Supplied material:
════════
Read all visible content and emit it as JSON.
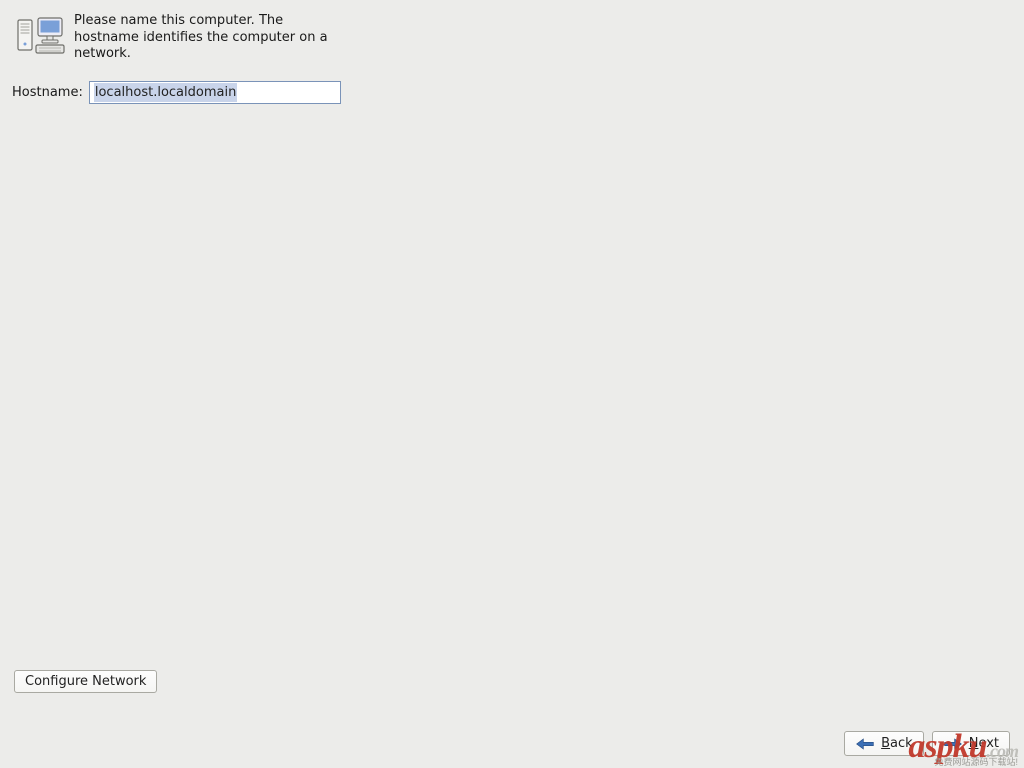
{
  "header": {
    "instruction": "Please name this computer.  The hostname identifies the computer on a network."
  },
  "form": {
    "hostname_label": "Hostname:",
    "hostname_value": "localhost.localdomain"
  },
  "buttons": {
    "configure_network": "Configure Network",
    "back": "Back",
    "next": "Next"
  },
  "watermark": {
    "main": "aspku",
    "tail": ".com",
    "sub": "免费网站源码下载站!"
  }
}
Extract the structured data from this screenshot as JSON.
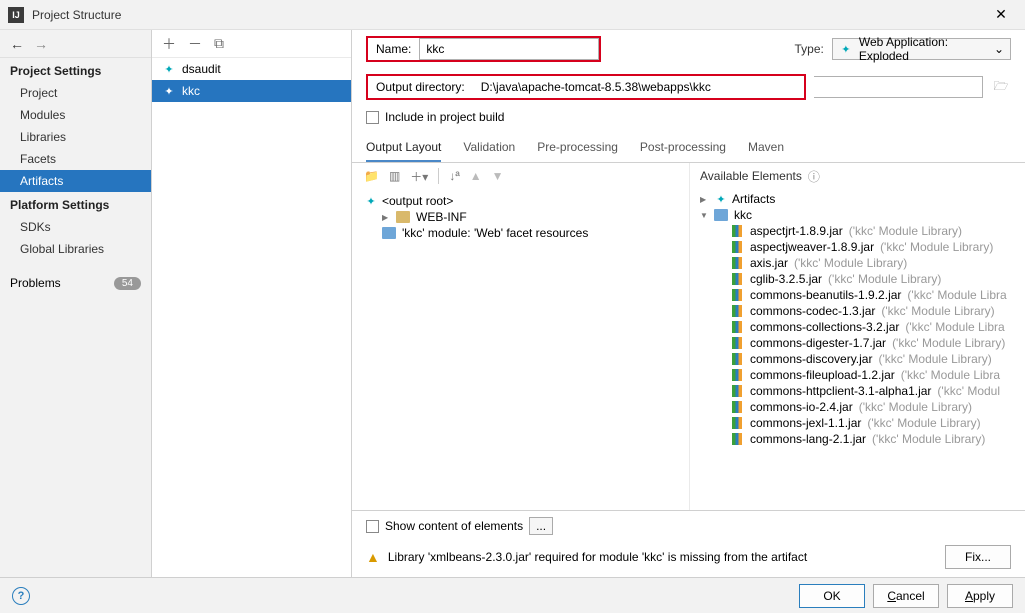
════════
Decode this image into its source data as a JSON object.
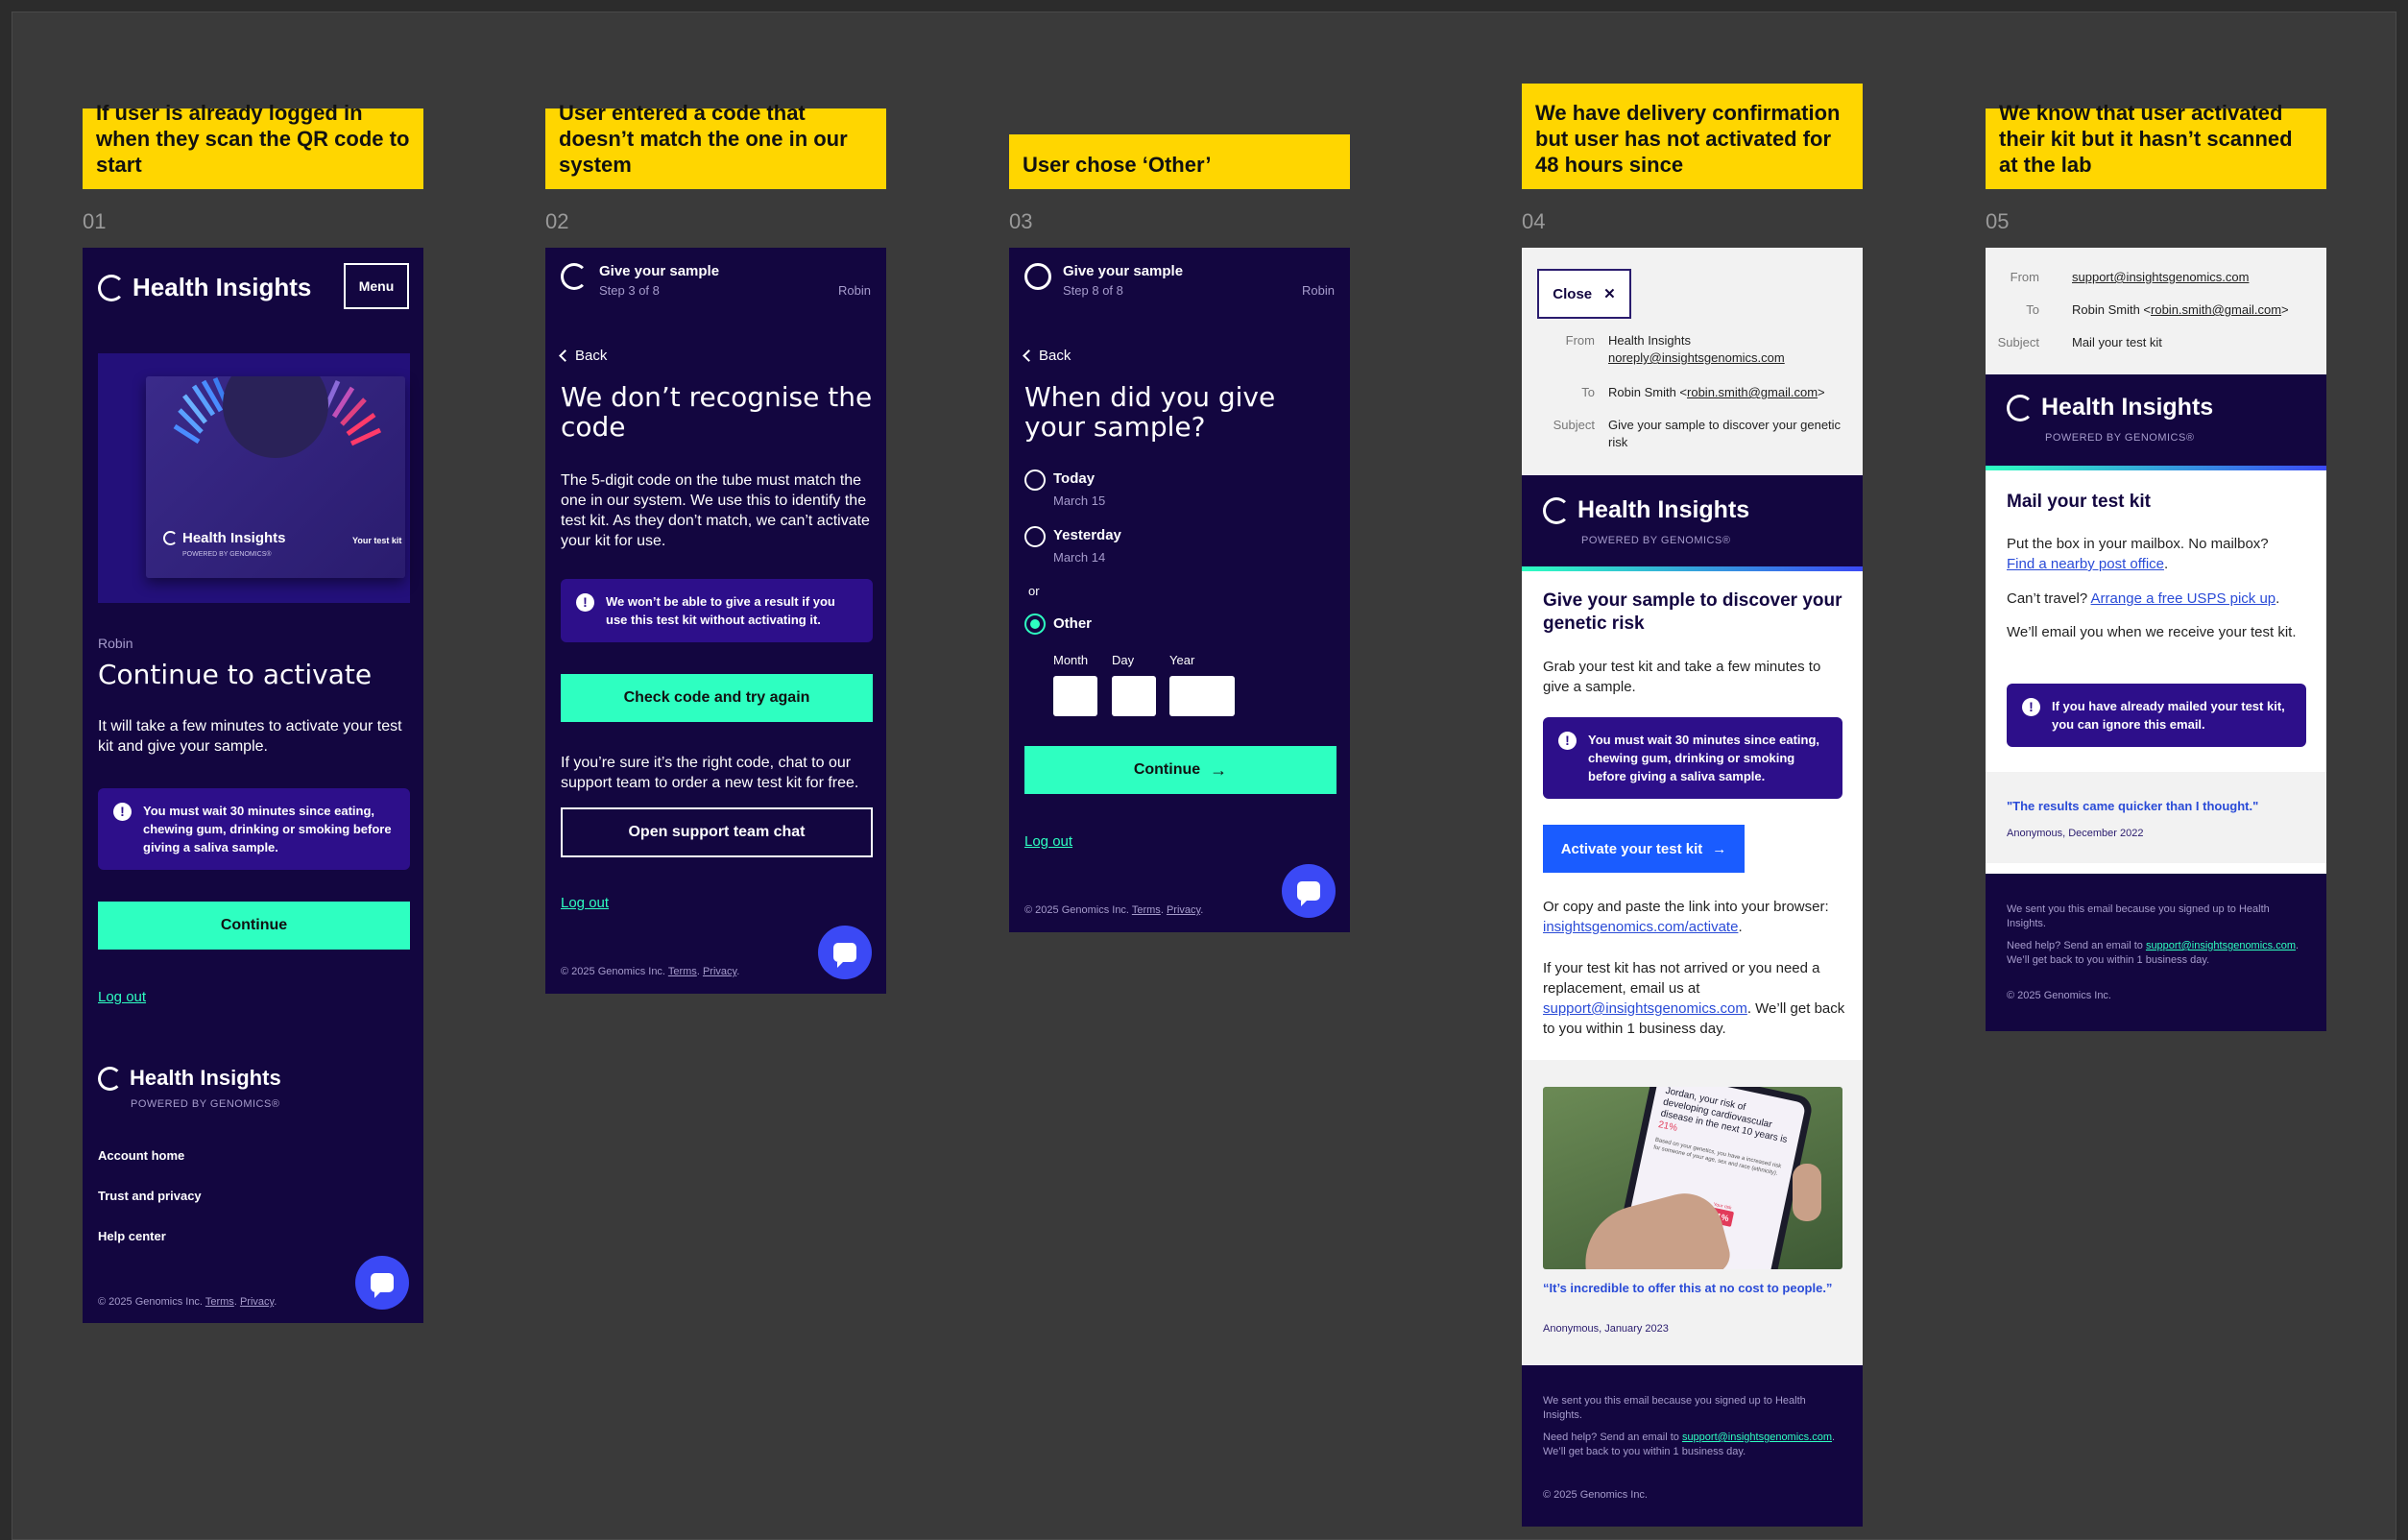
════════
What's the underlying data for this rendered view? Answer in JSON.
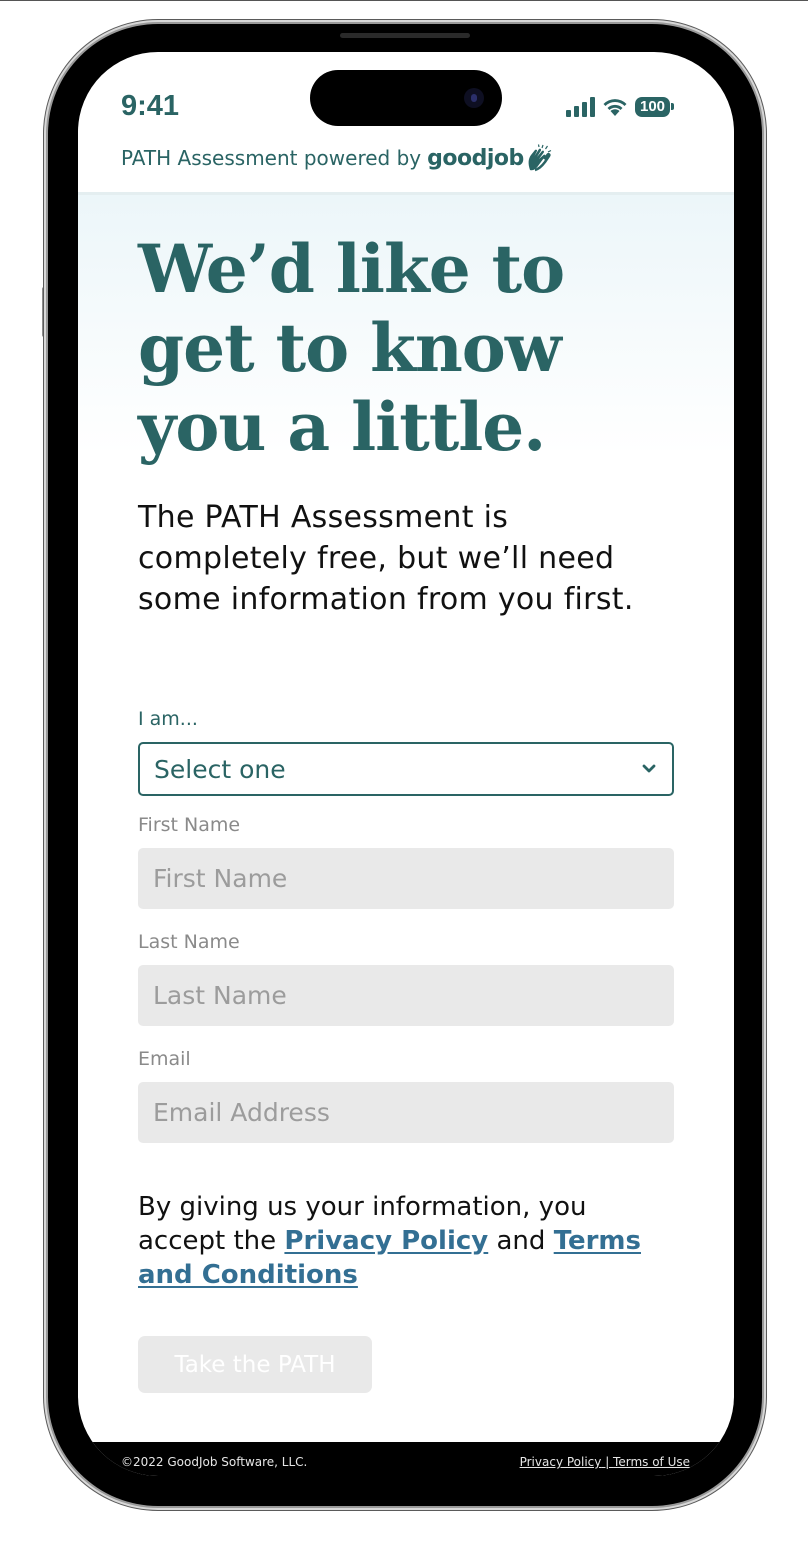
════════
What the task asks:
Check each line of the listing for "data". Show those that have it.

Reply:
Extract the structured data from this screenshot as JSON.
Decode this image into its source data as a JSON object.
What's the underlying data for this rendered view? Answer in JSON.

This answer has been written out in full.